Vero is one of 31 municipal utilities that make up the FMPA, a wholesale power group. The city needs the FMPA's blessing in a number of areas before the sale can be consumated.

For starters, the FMPA must sign off on the already negotiated $54 million deal between the city, FP&L and Orlando Utility Commission which turns over power entitlements and gets the city out of its current obligations as it relates to three power systems.

Because Orlando has a good credit rating, this part of the deal is likely workable, said Mark McCain, a FMPA spokesman. Still, some questions regarding tax laws need to be answered because a public utility, Orlando, would then be entering into an agreement with the private entity, FPL.

Attorneys representing the city will meet with FMPA attorneys this week to sort out that issue and other loose ends, said City Manager Jim O'Connor.

Then, there is the FMPA's All Requirements Project.

Vero is one of 15 municipalities in the largest of all FMPA power projects.  It has been some years since the city has purchased any power under this agreement, but extricating the city from some residual requirements could prove a tough battle.

The city’s transactional attorney missed an earlier deadline to escape from some of these obligations, but McCain said it’s unlikely that Vero could have been totally out of its FMPA obligations earlier than September 2015 anyway.

The city isn't willing to roll over just yet on its escape from FMPA, although a telling aspect of the FPL agreement is it allows delay of the sale’s completion until Dec. 31, 2016.

"The transaction could close we think in 2014," John Igoe, the Palm Beach attorney representing the city in the sale, told the City Council when he briefed members last week on the 327-page purchase and sale agreement.

"The FMPA is owned by the cities we serve," said McCain. "We are here to serve the desire of our member cities.  We have to follow the contract.

"Those contracts are the underpinning for more than a billion dollars in assets, and there are significant agreements you have to follow.

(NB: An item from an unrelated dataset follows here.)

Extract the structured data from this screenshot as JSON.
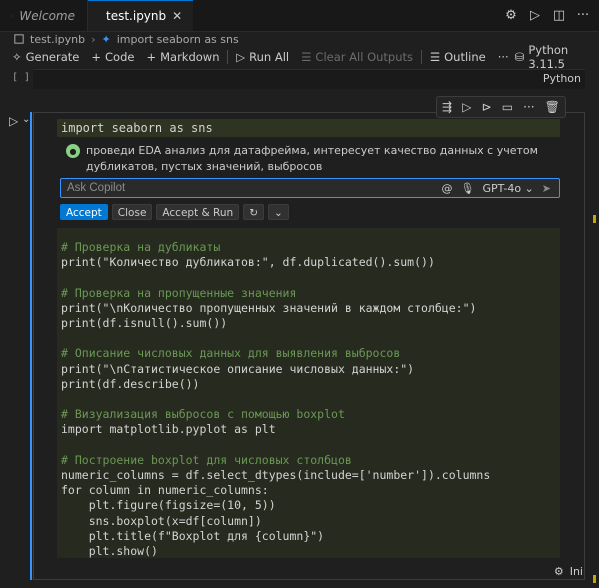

When you start varying from the terms of the contract, it becomes difficult because there are a number of people involved."

Other potential entanglements ranging from breaches of contract to catastrophes are outlined in the massive sales agreement between the city and FP&L.

The agreement and other documents recently given to the city council outline the tentative deal worth about $177 million – about $2 million less than anticipated – and spell out what assets FP&L will take ownership of if the deal is inked.

City council members are expected to vote on the agreement next month.

Before they do, details of the agreement will be discussed by the city's utility commission Jan. 29.

On Jan. 31, the city's finance department also will discuss the deal as well as present the city with ways to balance its budget and survive without the millions of dollars from the city's electric system that currently is funneled into the city budget.

Should the sale go through, the city is expected to experience a budget shortfall of more than $3 million annually.

Prior to a Feb. 19 vote by city council, council members will meet Feb. 12 for a workshop to review the utility and finance board's recommendations and findings.

In the end, Fletcher thinks the deal will go through.

"This is going to be huge," he said. "It's a first of its kind. We are setting a precedent here in many phases."